## BRIEF
Tally the lines below that include "money" and give only the total.

** Opening SOURCE DATA block **

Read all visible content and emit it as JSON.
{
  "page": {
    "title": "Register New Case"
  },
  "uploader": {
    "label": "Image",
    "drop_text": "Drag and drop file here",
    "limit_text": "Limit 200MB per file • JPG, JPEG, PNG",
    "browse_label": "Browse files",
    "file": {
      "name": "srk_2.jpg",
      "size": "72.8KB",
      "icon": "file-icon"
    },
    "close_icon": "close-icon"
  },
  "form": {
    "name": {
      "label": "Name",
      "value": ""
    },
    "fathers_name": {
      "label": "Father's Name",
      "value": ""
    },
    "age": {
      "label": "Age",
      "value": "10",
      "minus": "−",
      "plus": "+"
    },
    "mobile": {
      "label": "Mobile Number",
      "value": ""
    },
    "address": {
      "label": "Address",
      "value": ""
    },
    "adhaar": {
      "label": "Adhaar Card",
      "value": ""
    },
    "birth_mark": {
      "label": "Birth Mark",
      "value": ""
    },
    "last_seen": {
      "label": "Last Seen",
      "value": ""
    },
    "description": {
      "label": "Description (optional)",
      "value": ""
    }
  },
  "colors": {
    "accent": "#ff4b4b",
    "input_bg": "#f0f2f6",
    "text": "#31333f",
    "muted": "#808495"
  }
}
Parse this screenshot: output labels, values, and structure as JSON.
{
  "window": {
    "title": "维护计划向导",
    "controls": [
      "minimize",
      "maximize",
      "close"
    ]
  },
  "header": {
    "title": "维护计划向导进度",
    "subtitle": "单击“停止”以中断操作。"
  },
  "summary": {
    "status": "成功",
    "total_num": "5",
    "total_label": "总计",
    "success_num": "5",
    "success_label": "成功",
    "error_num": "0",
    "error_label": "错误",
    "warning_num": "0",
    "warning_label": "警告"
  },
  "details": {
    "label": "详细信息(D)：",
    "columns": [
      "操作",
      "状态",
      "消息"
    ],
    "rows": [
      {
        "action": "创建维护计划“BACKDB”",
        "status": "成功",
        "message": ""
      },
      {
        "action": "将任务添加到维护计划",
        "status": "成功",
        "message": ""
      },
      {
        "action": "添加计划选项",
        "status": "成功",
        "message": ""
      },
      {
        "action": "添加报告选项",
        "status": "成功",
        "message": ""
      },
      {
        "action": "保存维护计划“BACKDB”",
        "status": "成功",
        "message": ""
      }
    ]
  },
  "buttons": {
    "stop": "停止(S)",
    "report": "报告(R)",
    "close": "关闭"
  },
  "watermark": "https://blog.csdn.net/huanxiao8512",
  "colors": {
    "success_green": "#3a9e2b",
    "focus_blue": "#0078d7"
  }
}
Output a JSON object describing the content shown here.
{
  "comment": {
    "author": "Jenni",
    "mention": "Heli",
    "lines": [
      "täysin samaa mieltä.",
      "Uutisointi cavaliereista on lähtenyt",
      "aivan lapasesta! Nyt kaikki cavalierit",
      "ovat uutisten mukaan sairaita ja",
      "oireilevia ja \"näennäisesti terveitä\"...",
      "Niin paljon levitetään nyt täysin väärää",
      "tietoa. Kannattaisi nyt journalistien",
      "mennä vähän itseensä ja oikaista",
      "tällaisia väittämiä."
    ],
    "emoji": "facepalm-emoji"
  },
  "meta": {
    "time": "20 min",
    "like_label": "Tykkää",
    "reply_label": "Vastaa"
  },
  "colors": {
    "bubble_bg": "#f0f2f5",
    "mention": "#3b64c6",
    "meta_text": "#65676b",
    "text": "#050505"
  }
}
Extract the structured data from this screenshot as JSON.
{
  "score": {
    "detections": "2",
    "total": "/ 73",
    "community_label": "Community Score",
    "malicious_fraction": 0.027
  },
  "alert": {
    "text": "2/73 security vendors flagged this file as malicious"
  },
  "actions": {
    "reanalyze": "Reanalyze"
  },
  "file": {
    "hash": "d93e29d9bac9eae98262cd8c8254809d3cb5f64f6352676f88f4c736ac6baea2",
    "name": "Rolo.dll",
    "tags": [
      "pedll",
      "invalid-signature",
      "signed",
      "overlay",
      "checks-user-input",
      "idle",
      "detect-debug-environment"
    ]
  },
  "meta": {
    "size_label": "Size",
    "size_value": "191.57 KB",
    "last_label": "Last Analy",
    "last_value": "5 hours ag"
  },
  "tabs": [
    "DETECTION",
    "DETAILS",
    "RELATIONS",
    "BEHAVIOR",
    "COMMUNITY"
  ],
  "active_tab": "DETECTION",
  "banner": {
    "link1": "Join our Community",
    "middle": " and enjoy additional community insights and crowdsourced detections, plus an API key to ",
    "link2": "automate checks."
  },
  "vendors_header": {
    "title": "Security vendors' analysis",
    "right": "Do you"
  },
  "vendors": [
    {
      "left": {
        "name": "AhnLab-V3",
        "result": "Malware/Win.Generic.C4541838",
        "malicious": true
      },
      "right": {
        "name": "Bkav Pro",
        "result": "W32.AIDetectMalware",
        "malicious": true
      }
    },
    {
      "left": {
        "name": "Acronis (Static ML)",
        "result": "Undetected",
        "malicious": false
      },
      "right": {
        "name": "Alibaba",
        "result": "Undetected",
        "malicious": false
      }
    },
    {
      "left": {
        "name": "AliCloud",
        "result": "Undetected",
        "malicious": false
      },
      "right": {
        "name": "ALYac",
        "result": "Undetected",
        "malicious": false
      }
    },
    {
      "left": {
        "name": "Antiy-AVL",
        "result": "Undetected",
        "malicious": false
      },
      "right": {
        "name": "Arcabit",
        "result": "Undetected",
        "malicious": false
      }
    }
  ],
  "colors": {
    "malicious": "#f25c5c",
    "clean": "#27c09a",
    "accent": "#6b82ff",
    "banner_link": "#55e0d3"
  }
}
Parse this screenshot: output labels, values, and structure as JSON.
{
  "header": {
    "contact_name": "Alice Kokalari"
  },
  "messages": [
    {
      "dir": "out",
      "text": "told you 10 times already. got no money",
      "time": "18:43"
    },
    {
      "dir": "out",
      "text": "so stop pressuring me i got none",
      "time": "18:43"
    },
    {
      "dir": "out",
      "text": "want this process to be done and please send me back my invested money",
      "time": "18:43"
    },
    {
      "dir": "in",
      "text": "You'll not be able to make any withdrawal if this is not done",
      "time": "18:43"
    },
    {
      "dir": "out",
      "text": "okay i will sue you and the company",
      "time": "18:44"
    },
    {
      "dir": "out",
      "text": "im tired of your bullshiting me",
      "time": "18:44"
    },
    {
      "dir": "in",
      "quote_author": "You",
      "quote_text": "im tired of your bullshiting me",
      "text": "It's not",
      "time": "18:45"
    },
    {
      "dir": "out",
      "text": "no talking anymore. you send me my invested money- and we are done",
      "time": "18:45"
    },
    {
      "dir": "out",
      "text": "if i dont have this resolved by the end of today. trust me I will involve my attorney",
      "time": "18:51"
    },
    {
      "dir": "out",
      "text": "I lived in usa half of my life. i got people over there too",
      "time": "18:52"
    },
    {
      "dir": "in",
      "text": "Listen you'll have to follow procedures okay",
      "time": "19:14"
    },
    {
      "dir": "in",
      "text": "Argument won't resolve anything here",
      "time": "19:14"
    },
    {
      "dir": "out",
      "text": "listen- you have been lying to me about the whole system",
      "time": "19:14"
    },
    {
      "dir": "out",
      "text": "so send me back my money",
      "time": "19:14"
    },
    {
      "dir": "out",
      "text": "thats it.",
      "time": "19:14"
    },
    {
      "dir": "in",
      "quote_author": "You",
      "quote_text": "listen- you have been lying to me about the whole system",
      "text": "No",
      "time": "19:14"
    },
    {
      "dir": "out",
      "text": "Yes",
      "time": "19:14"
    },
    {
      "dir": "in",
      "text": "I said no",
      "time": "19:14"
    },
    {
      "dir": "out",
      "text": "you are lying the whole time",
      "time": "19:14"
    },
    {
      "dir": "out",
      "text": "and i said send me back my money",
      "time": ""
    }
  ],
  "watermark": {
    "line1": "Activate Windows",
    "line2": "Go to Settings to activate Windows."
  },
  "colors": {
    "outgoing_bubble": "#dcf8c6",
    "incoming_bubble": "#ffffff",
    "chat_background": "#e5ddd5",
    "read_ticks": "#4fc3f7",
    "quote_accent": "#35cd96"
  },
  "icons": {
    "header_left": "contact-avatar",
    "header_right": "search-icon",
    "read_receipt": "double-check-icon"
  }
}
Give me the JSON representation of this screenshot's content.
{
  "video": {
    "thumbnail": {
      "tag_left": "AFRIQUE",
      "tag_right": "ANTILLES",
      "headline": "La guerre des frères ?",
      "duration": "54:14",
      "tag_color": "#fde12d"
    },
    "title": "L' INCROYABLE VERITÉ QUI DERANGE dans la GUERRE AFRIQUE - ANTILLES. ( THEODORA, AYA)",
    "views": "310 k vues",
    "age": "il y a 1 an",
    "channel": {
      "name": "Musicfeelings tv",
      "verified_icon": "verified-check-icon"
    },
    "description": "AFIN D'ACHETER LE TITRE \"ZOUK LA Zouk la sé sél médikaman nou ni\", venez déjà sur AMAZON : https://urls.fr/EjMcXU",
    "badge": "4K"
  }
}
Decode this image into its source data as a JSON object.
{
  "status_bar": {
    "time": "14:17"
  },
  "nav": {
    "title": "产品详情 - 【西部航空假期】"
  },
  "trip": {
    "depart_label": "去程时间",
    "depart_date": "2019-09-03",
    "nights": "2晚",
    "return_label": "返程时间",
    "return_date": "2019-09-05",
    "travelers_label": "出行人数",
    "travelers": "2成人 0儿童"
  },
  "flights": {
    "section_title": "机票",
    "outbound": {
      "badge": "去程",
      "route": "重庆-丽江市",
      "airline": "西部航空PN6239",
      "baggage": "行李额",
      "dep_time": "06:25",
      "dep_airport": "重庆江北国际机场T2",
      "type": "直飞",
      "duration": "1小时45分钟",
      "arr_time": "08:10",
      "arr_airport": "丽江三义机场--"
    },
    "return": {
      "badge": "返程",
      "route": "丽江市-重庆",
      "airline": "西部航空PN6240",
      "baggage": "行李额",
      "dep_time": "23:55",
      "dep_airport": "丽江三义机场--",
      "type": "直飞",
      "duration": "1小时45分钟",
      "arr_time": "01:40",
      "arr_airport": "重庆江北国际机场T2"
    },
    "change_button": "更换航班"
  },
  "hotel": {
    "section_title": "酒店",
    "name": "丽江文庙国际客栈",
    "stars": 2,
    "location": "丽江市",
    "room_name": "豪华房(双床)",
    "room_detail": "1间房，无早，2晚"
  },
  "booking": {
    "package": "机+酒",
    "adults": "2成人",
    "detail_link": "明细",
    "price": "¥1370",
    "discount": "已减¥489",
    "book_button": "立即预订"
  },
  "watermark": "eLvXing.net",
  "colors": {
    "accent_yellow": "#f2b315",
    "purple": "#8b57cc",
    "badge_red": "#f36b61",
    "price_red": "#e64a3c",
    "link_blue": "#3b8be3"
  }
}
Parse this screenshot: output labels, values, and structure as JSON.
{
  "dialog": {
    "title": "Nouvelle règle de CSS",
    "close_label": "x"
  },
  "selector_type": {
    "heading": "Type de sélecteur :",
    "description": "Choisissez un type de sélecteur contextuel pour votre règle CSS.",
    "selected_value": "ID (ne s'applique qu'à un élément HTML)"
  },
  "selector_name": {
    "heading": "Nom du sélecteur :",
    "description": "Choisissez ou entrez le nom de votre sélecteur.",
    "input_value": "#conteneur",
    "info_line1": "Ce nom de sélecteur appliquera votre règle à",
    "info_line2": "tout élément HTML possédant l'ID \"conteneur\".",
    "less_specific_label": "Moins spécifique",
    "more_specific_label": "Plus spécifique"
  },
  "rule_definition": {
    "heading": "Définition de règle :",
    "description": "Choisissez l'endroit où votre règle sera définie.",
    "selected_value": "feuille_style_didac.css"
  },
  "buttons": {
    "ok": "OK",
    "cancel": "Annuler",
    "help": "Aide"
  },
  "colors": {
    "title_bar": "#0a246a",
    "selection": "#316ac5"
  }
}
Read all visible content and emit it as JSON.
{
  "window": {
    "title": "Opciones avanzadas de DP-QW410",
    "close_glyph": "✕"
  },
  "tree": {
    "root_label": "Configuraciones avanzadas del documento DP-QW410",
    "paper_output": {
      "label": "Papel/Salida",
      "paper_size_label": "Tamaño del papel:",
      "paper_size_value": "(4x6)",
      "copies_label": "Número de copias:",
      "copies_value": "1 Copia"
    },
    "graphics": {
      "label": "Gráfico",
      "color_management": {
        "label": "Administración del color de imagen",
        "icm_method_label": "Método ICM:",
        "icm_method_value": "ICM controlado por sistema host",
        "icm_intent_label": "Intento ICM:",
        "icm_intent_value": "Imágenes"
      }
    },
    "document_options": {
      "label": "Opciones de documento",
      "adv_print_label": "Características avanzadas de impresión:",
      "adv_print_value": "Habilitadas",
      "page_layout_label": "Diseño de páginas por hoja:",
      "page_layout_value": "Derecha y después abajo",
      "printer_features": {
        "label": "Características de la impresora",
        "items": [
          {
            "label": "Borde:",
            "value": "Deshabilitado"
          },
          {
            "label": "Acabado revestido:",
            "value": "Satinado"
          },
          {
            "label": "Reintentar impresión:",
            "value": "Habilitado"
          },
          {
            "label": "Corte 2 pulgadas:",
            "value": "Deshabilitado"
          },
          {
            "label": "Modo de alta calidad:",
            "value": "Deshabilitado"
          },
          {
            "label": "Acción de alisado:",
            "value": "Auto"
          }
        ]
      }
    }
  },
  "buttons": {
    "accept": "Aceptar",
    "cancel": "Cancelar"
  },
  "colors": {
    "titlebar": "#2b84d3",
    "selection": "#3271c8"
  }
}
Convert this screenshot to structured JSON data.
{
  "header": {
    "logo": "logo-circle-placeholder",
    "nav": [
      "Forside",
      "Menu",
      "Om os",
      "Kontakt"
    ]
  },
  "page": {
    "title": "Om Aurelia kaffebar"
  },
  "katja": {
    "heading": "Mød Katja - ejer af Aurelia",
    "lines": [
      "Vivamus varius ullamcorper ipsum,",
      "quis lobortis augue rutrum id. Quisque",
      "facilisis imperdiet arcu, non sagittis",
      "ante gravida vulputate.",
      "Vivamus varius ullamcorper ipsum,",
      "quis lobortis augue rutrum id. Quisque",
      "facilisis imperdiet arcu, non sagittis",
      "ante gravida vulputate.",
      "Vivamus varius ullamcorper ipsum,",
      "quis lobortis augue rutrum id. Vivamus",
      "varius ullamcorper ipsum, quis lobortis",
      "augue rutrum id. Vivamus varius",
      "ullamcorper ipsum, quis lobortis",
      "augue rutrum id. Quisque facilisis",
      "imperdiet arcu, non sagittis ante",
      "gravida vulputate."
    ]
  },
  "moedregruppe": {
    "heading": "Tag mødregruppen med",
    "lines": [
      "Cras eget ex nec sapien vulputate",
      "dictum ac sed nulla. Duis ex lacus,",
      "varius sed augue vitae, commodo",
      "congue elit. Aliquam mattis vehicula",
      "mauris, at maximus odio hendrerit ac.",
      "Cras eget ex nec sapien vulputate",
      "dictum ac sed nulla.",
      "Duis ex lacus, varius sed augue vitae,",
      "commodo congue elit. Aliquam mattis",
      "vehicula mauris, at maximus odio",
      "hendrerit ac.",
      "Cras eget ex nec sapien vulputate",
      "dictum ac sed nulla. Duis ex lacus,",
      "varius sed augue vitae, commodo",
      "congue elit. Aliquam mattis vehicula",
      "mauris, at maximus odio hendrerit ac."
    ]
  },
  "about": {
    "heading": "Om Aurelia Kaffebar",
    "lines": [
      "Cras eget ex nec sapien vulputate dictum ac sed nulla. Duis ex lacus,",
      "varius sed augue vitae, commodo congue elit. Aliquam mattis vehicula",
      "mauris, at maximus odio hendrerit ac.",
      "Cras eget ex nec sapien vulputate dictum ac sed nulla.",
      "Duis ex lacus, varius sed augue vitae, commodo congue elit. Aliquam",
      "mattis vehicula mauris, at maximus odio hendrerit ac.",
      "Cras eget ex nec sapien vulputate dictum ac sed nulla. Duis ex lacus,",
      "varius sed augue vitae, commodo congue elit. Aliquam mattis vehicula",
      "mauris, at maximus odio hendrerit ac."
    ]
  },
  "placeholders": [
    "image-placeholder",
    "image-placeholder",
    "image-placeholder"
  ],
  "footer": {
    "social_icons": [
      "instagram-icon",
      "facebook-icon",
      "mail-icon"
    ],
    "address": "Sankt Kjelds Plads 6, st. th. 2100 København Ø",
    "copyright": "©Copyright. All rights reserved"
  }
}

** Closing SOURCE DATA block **

## RESPONSE TO THE EXERCISE
5